You need something valuable to sell – be it your ability to make jewelry, your skill with words, your skill with a needle, your ability to make herbal remedies… That’s the first step. Thing is, friend, it’s just a first step. That skill is a tool just as much as a hammer or a ladle. It means nothing unless backed up by knowledge and the will to use it. Notice that I said knowledge and will. Being self-employed is as much of a skill set as knowing how to be a chef. You’ll need to work on that part or you’ll be screwed.
Remember when I said in the last post that you’d need to figure out 20 things you were good at? Okay, you did it, right? You didn’t because you know what you want to do, anyway?
<sighs> I’ll wait. You’ll need to do this even if you think you know how you want to make your living from home. ‘Cause, friends, you do not want to get stuck on one idea. That’s how most people fail.
Here’s my own list:
- Being funny
- Jollying people along
- Figuring out technical material
- Building systems
- Being snarky
- Learning new material
- Languages (Human or computer)
- Making complex information understandable
- Thinking outside of the box
- Getting people excited about their own goals
- Anthropomancy (see item #11)
- Finding Useful Information
Of course, I’m good at more than twenty things and so are you. That was what came off the top of my head. If you have to think really hard about this, you’re taking it too seriously or being too modest. For the record, please don’t map “good” to “world class”. If you’re world-class at something, great. I’m not world-class at anything, and I don’t sweat it. I’m not an Olympic athlete or a major world figure, so I don’t have to be, either.
The reason this is so important is because if your goal is to make a living without having a Real Job, you’re going to need to be flexible, and you’re going to need to know your own skills. When I started out, I figured I’d do a lot of Virtual Assistant work, with some writing thrown in if I were Really Lucky. I’ve had one VA client and earn over 50% of my living writing. When I was tossed a chance to teach classes in computer applications, I gave it a try, even though I’d crashed and burned at my last try, was terrified of letting this person down and had the worst case of stage fright before that class that I’ve had before or since. But I’ve gone on to be a popular teacher of computer applications. Those things I’m good at (snarkiness, explaining technical material simply, being funny, inspiring people) are all things I apply to teaching.
I was not wedded to any one way of making money, nor was I insistent that I had to do it in a certain way. I was flexible and open to whatever came along. And let me tell you, serendipity has already led me some places I hadn’t expected to go!

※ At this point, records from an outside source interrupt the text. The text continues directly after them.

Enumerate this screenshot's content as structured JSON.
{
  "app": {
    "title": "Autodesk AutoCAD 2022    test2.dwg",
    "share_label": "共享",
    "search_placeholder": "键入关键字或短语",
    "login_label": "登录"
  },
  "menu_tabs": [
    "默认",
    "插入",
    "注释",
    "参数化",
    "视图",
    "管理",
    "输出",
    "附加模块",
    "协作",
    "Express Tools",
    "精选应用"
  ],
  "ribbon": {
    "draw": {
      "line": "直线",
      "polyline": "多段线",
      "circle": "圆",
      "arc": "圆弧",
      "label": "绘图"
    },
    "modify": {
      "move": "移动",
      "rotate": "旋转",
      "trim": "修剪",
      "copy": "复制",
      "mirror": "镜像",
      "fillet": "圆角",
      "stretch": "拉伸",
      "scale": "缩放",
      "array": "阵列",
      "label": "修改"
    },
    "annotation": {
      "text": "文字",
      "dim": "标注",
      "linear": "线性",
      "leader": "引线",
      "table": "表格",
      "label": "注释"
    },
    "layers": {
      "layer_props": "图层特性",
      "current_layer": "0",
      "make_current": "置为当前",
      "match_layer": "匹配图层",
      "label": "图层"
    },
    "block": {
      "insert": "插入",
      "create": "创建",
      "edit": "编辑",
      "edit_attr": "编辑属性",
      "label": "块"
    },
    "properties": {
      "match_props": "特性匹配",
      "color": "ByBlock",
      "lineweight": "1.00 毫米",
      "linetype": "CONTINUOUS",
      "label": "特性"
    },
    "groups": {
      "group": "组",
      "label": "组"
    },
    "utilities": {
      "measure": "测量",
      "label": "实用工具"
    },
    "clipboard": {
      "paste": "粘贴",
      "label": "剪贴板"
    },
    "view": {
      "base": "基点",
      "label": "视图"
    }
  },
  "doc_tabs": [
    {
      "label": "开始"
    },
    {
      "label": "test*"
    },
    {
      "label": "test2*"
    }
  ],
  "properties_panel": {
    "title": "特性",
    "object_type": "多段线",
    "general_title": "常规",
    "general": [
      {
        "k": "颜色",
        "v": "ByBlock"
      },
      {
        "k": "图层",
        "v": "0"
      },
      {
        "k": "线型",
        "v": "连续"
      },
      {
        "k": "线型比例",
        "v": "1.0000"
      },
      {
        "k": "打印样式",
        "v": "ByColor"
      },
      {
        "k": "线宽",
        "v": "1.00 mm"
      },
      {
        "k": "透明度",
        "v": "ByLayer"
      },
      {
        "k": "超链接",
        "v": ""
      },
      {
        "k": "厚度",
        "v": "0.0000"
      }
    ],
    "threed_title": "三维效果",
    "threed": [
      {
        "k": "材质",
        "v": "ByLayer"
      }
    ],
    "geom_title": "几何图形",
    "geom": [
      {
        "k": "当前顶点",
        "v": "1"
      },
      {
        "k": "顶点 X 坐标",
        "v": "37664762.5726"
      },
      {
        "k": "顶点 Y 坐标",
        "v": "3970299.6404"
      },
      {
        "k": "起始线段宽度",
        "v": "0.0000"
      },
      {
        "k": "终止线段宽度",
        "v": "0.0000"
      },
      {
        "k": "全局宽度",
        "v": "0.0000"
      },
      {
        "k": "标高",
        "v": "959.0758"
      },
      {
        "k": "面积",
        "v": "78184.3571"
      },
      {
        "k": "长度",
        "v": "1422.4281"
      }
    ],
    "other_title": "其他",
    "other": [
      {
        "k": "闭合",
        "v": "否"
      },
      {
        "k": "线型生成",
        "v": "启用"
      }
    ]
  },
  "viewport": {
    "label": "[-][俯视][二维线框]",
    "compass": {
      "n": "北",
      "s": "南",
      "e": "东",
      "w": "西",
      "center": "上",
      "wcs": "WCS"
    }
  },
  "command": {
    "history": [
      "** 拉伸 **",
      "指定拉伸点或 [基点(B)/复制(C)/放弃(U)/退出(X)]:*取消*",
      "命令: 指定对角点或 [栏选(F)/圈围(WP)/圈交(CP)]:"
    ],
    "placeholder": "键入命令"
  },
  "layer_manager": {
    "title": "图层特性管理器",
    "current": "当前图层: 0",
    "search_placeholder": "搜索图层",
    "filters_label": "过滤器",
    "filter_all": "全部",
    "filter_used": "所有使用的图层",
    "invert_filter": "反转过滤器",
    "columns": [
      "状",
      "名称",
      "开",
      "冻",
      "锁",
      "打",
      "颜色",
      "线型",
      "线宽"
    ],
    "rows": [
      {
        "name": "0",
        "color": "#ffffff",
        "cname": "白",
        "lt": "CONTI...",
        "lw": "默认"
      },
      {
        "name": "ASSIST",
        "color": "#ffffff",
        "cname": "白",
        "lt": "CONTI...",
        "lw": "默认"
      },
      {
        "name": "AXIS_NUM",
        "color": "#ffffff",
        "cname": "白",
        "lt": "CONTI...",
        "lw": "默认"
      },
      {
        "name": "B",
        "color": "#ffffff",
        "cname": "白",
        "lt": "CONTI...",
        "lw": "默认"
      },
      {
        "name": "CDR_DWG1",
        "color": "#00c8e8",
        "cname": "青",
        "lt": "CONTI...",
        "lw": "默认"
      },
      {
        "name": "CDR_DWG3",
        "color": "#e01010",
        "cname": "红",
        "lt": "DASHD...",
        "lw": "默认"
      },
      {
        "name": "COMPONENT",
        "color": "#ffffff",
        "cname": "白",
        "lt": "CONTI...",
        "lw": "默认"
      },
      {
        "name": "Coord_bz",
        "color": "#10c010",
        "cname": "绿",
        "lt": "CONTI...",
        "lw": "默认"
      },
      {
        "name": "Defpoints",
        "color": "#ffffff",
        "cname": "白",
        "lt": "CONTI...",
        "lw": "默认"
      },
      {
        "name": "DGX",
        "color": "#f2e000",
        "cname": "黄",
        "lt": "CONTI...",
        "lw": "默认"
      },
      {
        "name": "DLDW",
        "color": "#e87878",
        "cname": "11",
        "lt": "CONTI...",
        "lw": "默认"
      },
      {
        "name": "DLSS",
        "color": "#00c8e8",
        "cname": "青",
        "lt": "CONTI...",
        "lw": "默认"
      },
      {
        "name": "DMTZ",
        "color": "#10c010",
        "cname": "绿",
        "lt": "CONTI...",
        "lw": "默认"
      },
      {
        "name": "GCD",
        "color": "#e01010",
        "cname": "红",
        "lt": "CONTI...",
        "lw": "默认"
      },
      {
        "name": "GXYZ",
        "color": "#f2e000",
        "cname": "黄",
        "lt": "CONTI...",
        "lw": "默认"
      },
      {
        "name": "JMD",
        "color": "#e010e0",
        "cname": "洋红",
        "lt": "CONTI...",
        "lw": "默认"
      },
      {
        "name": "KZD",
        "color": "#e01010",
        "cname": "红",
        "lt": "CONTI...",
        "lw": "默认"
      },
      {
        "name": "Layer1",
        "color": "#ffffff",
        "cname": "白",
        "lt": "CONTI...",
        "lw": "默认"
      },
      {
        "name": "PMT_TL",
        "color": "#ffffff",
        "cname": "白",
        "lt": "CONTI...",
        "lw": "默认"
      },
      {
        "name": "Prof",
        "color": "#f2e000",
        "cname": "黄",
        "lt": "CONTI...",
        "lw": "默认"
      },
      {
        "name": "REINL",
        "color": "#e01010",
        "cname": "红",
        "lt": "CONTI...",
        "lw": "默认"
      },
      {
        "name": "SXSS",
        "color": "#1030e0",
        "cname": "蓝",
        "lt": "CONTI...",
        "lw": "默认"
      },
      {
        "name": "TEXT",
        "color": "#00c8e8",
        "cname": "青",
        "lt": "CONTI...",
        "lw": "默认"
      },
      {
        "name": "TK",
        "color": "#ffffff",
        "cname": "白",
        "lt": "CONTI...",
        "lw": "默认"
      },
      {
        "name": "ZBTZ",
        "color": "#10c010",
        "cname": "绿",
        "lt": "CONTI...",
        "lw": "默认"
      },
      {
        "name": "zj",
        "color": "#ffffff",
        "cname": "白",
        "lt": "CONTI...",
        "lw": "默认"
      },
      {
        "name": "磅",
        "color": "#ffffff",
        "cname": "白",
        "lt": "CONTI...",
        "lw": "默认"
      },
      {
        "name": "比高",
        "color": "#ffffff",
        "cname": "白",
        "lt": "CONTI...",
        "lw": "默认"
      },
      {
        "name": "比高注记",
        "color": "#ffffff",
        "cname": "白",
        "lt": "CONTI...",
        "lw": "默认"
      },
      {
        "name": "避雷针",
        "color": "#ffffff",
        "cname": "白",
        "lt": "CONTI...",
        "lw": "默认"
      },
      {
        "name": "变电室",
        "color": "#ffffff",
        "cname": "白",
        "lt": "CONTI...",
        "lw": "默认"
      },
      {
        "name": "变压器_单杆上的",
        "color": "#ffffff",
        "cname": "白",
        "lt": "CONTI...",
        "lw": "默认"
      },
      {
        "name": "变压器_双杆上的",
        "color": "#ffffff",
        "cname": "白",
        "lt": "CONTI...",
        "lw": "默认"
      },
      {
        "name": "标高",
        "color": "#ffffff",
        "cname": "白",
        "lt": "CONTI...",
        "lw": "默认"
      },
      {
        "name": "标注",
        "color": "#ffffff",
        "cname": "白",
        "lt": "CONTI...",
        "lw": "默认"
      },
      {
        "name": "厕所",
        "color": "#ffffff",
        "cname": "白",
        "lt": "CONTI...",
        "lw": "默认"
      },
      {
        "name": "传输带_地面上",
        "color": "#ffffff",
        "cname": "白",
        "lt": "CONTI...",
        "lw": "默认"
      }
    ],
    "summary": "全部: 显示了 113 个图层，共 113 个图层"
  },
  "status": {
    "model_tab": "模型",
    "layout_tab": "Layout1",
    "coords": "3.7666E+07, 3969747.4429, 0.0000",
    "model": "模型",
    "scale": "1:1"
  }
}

How do you do this? You need to ask yourself The Question.
The Question is:
What goods, services or talents can I trade for money?
Look back at that list of things you do well. How can they apply? Let’s say you’re really organized and understand the efficient use of space. Maybe applying those skills to people who need help organizing their lives would be a good thing. But even if you chose “professional organizer”, there’s dozens of ways to go about it. You could offer a personal service where you come into their homes and get your hands dirty in the closets with them. You could offer an online service where they take pictures and you make recommendations, laying out the necessary steps. You could give seminars on the principles of organization. Notice how many different ways there are to approach that single thing.
That’s the way you need to be able to think to make your living without a job. What might someone pay me to do or make? What am I good at that could be valuable to someone, especially on a short-term basis?
Barbara Winters, author of Joyfully Jobless, recommends that you create three or four income streams – jobs/services/whatever that will each bring in about a week’s worth of income a month. I do something similar, simply because I’m not comfortable with all my income coming from one place. You don’t have to, nor should you be, wedded to making your living in any one specific way. Certainly I’d never set out to become a computer instructor. It’s merely serendipity that I found out I love doing it! I’d keep up with it even if I were making a decent living off of royalties from a best-selling novel with a big movie deal.
I can’t answer The Question for you. In fact, while I can throw out ideas, the ones you generate for yourself are the ones that will be infinitely better than anything I can give you. You know yourself, your talents and your life situation better than I do. If dogs frighten you, a suggestion to take in dog-boarding clients is not going to be the best way to go.
Speaking of dogs…
I highly encourage you to hunt up Robert A. Heinlein’s “-We Also Walk Dogs”. The service mindset of the corporation described in the classic science fiction short story is exactly the mindset you need to figure out ways to generate income for yourself.
But there are skills that are universally necessary to anyone who is self employed! Next week, we’ll talk about some that are both universal to the self-employed and either learnable or things you can outsource.
As an exercise this week, I’d like you to brainstorm ways that your talents could be turned into goods or services. Don’t be “realistic” here. Brainstorming isn’t useful if the editor is turned on. Try for at least 30 ideas, no matter how goofy.